Image: Christopher T. Fong/Protocol

Executive coaching has long been a quiet force behind leaders in the tech industry, but that premium benefit, often only offered to the top executives, is changing. A new wave of executive coaching services are hitting the market aimed at workers who would have traditionally been excluded from access.

Tech companies know that in order to stay competitive in today’s still-hot job market, it pays to offer more personalized and exclusive benefits. Chief People Officer Annette Reavis says Envoy, a workplace tech company, offers all employees access to a broad range of opportunities. “We offer everyone an L&D credit that they can spend on outside learning, whether it's executive coaching or learning a new coding language. We do this so that people can have access to and learn skills specific to their job.”

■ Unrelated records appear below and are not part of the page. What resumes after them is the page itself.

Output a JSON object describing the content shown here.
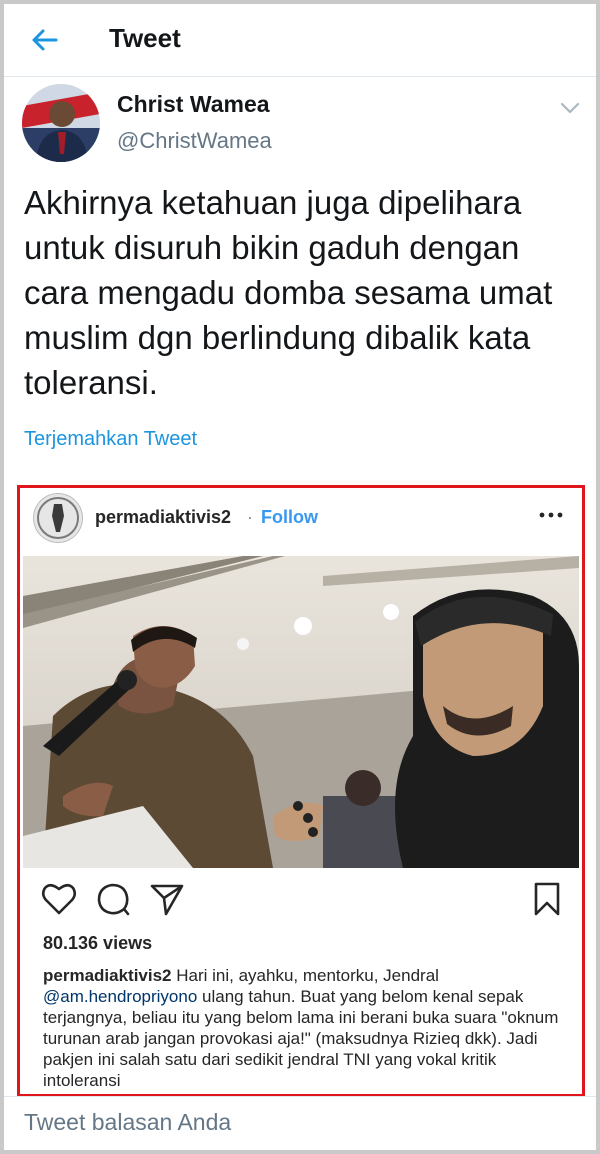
{
  "header": {
    "title": "Tweet"
  },
  "author": {
    "name": "Christ Wamea",
    "handle": "@ChristWamea"
  },
  "tweet": {
    "text": "Akhirnya ketahuan juga dipelihara untuk disuruh bikin gaduh dengan cara mengadu domba sesama umat muslim dgn berlindung dibalik kata toleransi.",
    "translate_label": "Terjemahkan Tweet"
  },
  "instagram": {
    "username": "permadiaktivis2",
    "separator": "·",
    "follow_label": "Follow",
    "views": "80.136 views",
    "caption_user": "permadiaktivis2",
    "caption_part1": "Hari ini, ayahku, mentorku, Jendral",
    "caption_mention": "@am.hendropriyono",
    "caption_part2": "ulang tahun. Buat yang belom kenal sepak terjangnya, beliau itu yang belom lama ini berani buka suara \"oknum turunan arab jangan provokasi aja!\" (maksudnya Rizieq dkk). Jadi pakjen ini salah satu dari sedikit jendral TNI yang vokal kritik intoleransi"
  },
  "reply": {
    "placeholder": "Tweet balasan Anda"
  },
  "colors": {
    "accent": "#1b95e0",
    "highlight_border": "#e0161c",
    "ig_link": "#3897f0"
  }
}
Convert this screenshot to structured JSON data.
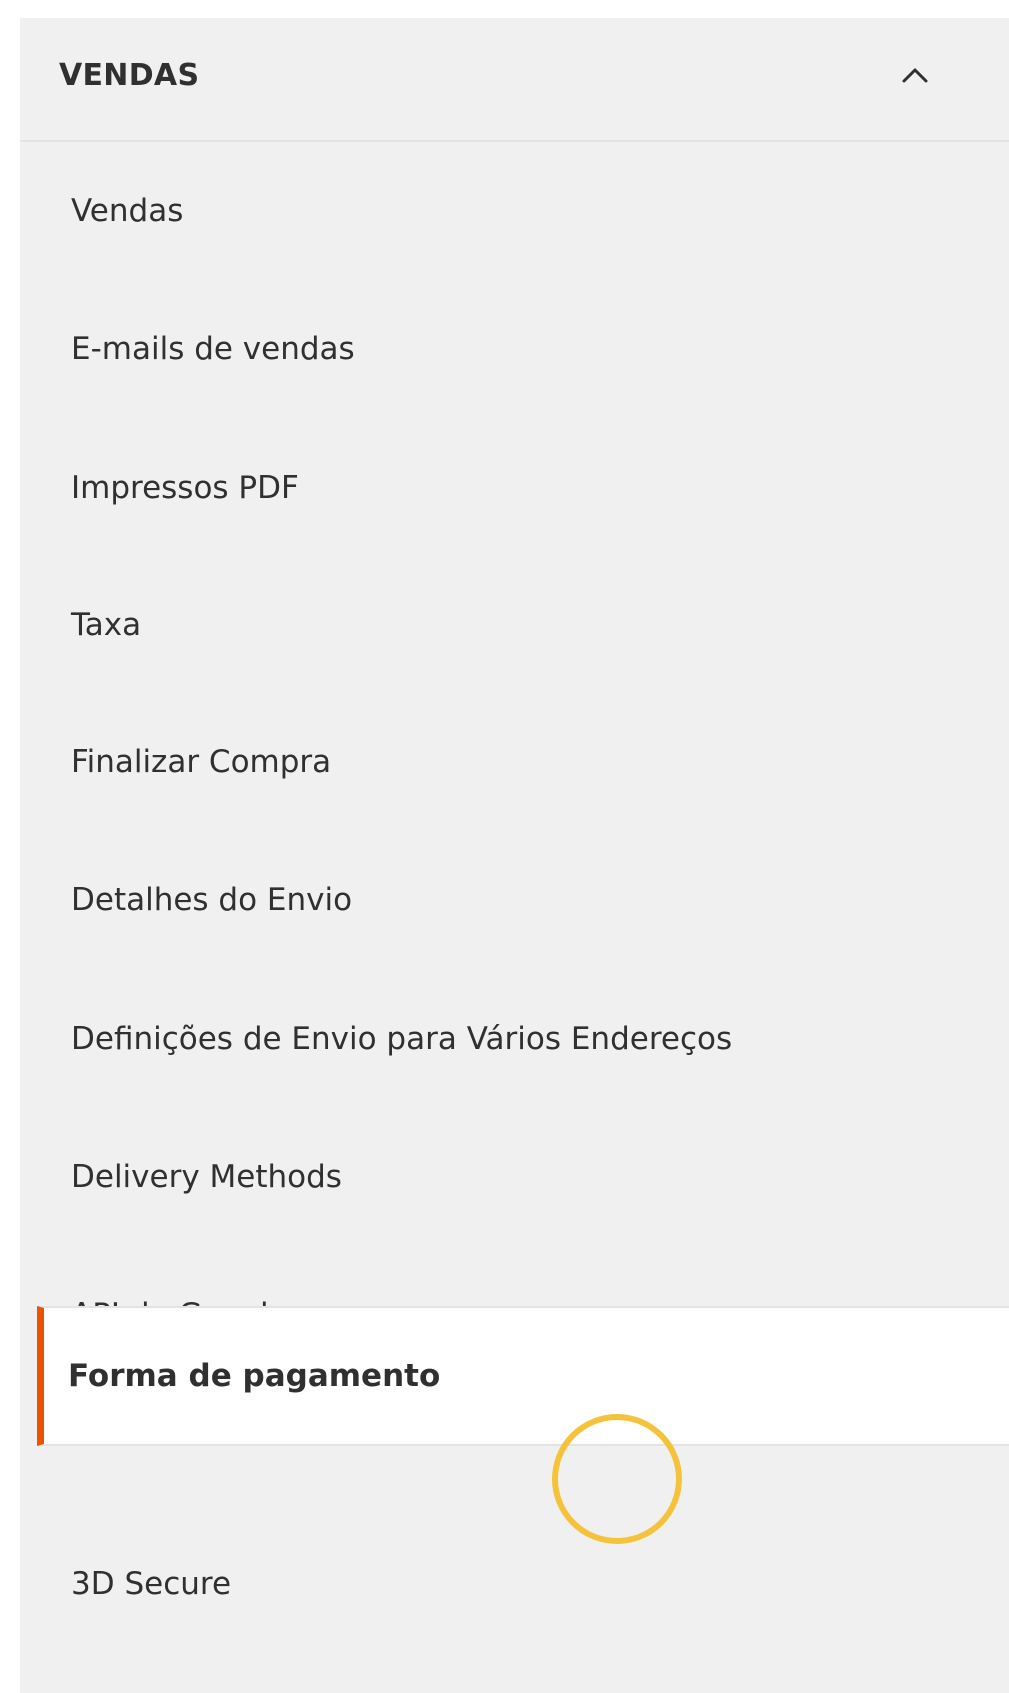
{
  "section": {
    "title": "VENDAS",
    "toggle_icon": "chevron-up-icon",
    "expanded": true
  },
  "nav": {
    "items": [
      {
        "label": "Vendas",
        "active": false
      },
      {
        "label": "E-mails de vendas",
        "active": false
      },
      {
        "label": "Impressos PDF",
        "active": false
      },
      {
        "label": "Taxa",
        "active": false
      },
      {
        "label": "Finalizar Compra",
        "active": false
      },
      {
        "label": "Detalhes do Envio",
        "active": false
      },
      {
        "label": "Definições de Envio para Vários Endereços",
        "active": false
      },
      {
        "label": "Delivery Methods",
        "active": false
      },
      {
        "label": "API do Google",
        "active": false
      },
      {
        "label": "Forma de pagamento",
        "active": true
      },
      {
        "label": "3D Secure",
        "active": false
      }
    ]
  },
  "colors": {
    "panel_background": "#f0f0f0",
    "active_background": "#ffffff",
    "active_accent": "#eb5202",
    "text": "#303030",
    "cursor_highlight": "#f5c33b"
  }
}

Keep Reading Show less
Amber Burton

Amber Burton (@amberbburton) is a reporter at Protocol. Previously, she covered personal finance and diversity in business at The Wall Street Journal. She earned an M.S. in Strategic Communications from Columbia University and B.A. in English and Journalism from Wake Forest University. She lives in North Carolina.


Microsoft thinks Windows developers are ready for virtual workstations

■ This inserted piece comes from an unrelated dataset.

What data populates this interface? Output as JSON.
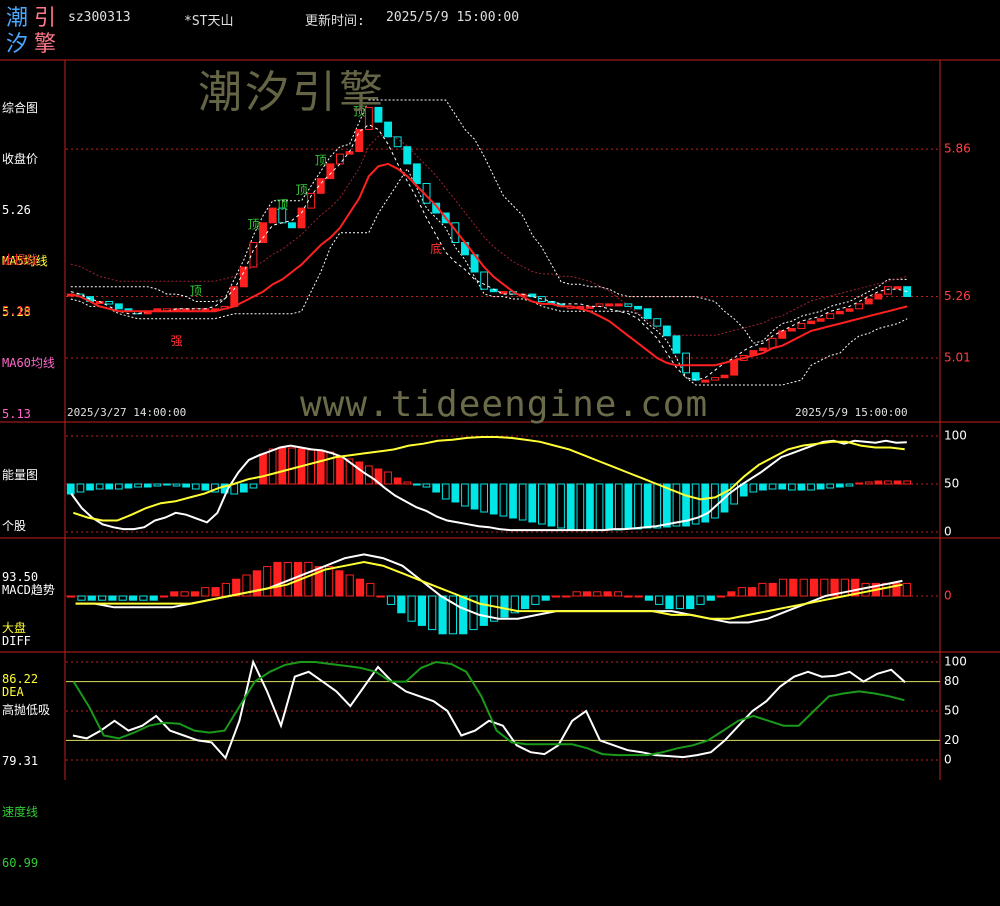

The new Microsoft Dev Box service, coupled with Azure Deployment Environments, lets developers go from code to the cloud faster than ever.

Microsoft hopes a new cloud service will address one of developers' biggest challenges.

Photo: Grant Hindsley/Bloomberg via Getty Images

Microsoft hopes a new cloud service will address one of the biggest challenges that developers have raised with the technology giant over the last several years: managing developer workstations.

Microsoft Dev Box, now in private preview, creates virtual developer workstations running its Windows operating system in the cloud, allowing development teams to standardize how those fundamental tools are initialized, set up and managed.

Keep Reading Show less
Donna Goodison

Donna Goodison (@dgoodison) is Protocol's senior reporter focusing on enterprise infrastructure technology, from the 'Big 3' cloud computing providers to data centers. She previously covered the public cloud at CRN after 15 years as a business reporter for the Boston Herald. Based in Massachusetts, she also has worked as a Boston Globe freelancer, business reporter at the Boston Business Journal and real estate reporter at Banker & Tradesman after toiling at weekly newspapers.


Okta CEO: 'We should have done a better job' with the Lapsus$ breach

In an interview with Protocol, Okta CEO Todd McKinnon said the cybersecurity firm could’ve done a lot of things better after the Lapsus$ breach of a third-party support provider earlier this year.

From talking to hundreds of customers, “I've had a good sense of the sentiment and the frustrations,” McKinnon said.

Photo: David Paul Morris via Getty Images

Okta co-founder and CEO Todd McKinnon agrees with you: Disclosing a breach that impacts customer data should not take months.

“If that happens in January, customers can't be finding out about it in March,” McKinnon said in an interview with Protocol.

Keep Reading Show less
Kyle Alspach

Kyle Alspach ( @KyleAlspach) is a senior reporter at Protocol, focused on cybersecurity. He has covered the tech industry since 2010 for outlets including VentureBeat, CRN and the Boston Globe. He lives in Portland, Oregon, and can be reached at

Latest Stories